You've probably already marked your practice calendar for October 1, 2014. Yet, the ICD-10 implementation date is approaching faster than you probably want. Preparing in advance is critical to your ability to avoid reducing your income stream and enduring multiple rejected or delayed claims reimbursements.
If, for reasons difficult to defend, your practice has yet to begin preparations for the massive conversion from ICD-9 to ICD-10, it's not too late. However, you must eliminate previous procrastination and take action now. The necessity of converting from around 13,000 diagnosis codes to around 68,000 codes, including optional sub-classifications, is even more difficult in the United States.
Along with the international diagnosis codes, the US has 76,000 procedure codes, which other countries do not use. If you believe the transition will be a leisurely "walk in the park," you are deluding yourself. Transition problems are more serious than mere documentation cleanup will fix.

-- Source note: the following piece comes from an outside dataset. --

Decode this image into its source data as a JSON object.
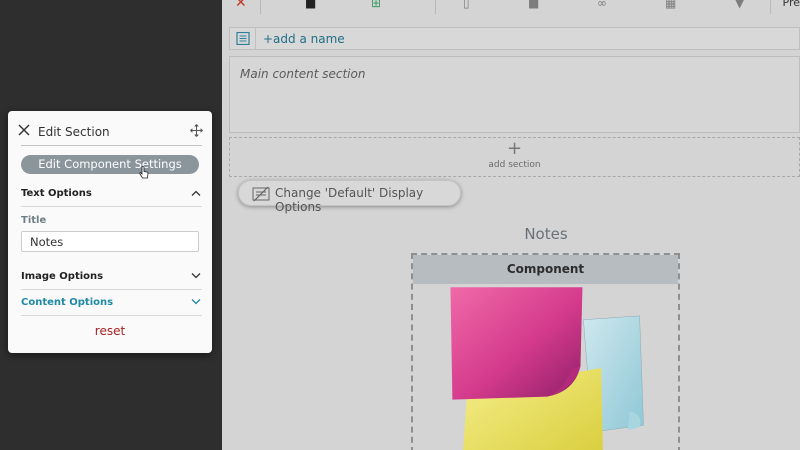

The revenue stream for your practice could be seriously reduced, at least temporarily. Further compounding the potential problem: ICD-10 codes are not merely a restatement of and additions to ICD-9 codes. There are numerous changes to the structure and underlying concepts of the ICD-9 system used in the US for so many years. You must recognize the symptoms and warning signs indicating that your practice is not ready to make this transition in less than 12 months.

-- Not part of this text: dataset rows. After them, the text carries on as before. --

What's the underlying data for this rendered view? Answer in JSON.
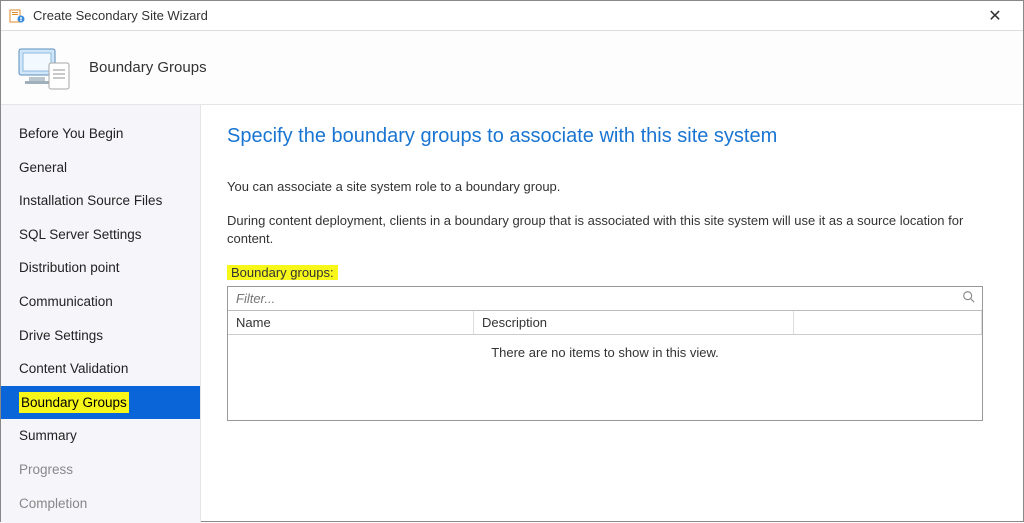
{
  "window": {
    "title": "Create Secondary Site Wizard"
  },
  "header": {
    "page_title": "Boundary Groups"
  },
  "sidebar": {
    "items": [
      {
        "label": "Before You Begin"
      },
      {
        "label": "General"
      },
      {
        "label": "Installation Source Files"
      },
      {
        "label": "SQL Server Settings"
      },
      {
        "label": "Distribution point"
      },
      {
        "label": "Communication"
      },
      {
        "label": "Drive Settings"
      },
      {
        "label": "Content Validation"
      },
      {
        "label": "Boundary Groups"
      },
      {
        "label": "Summary"
      },
      {
        "label": "Progress"
      },
      {
        "label": "Completion"
      }
    ]
  },
  "main": {
    "heading": "Specify the boundary groups to associate with this site system",
    "para1": "You can associate a site system role to a boundary group.",
    "para2": "During content deployment, clients in a boundary group that is associated with this site system will use it as a source location for content.",
    "section_label": "Boundary groups:",
    "filter_placeholder": "Filter...",
    "columns": {
      "name": "Name",
      "description": "Description"
    },
    "empty": "There are no items to show in this view."
  }
}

Five Symptoms Your Practice Is Not ICD-10 Ready Now
- You have not built up some extra operating cash should reimbursements be delayed after conversion. Practice operating expenses will continue at or above current levels regardless of reimbursement revenue stream reductions. Stockpiling some extra cash will help smooth out the transition, addressing potentially inevitable delayed claim payments.

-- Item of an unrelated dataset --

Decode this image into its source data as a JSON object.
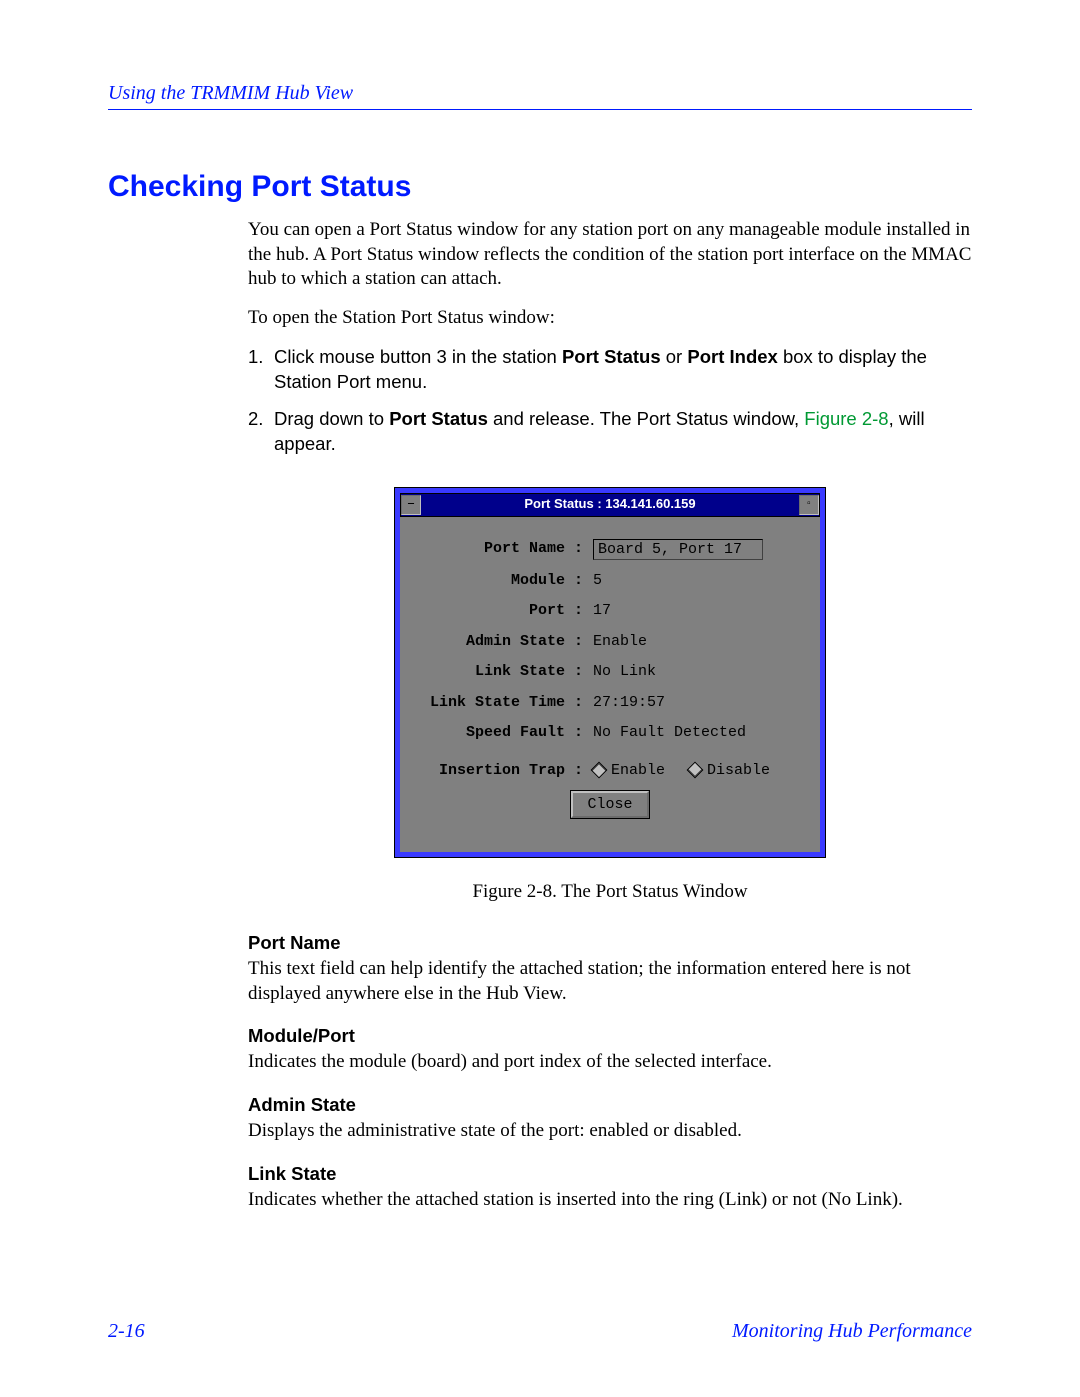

- The practice has not adopted a procedure for proofreading documentation to better ensure that ICD-10 claims are "clean" before submission. Along with thousands of new codes and structure changes, many payers will implement claim submission procedural changes. To minimize potential income shortfalls, having one or more staff members check all ICD-10 claims for accuracy before submission is a necessity.
- You have yet to begin intense, formal training for your medical billing staff. Since there are concept and ideological differences when transitioning from ICD-9 to ICD-10, the challenge of training your staff is complex. The many differences will not permit a quick, crash course for your staff. You'll get much better results by having less pressure-packed training sessions now on a regular schedule.
- If you have, at least, started training, you have not scheduled or implemented multiple staff tests to measure employee understanding and retention. Early testing and repeating tests during the training process are necessary to ensure your employees understand the new coding system. Dispensing information to staff is imperative. Having your employees retain training information is equally vital--if not more so.
- You have yet to evaluate or negotiate with a top third-party medical billing firm, such as M-Scribe Technologies, to assist internal staff in submitting accurate claims to payers. If your practice wants to minimize additional expenses, while ensuring you submit claims accurately, a premier medical billing service is the best option. These firms will have the best trained personnel at implementation date, along educating their staff on multiple payers' claim procedural changes.
These are some significant warning signs your practice may not be ready for ICD-10 conversion. Fortunately, you have time--if you start now--to treat these symptoms and heal them. Your practice cannot afford to suffer rejected and/or delayed claims.
There are no good reasons to allow this to happen. Plan to be ready; then, execute your plan. Don't wait--do it now. You'll keep your income stream cranking at top efficiency.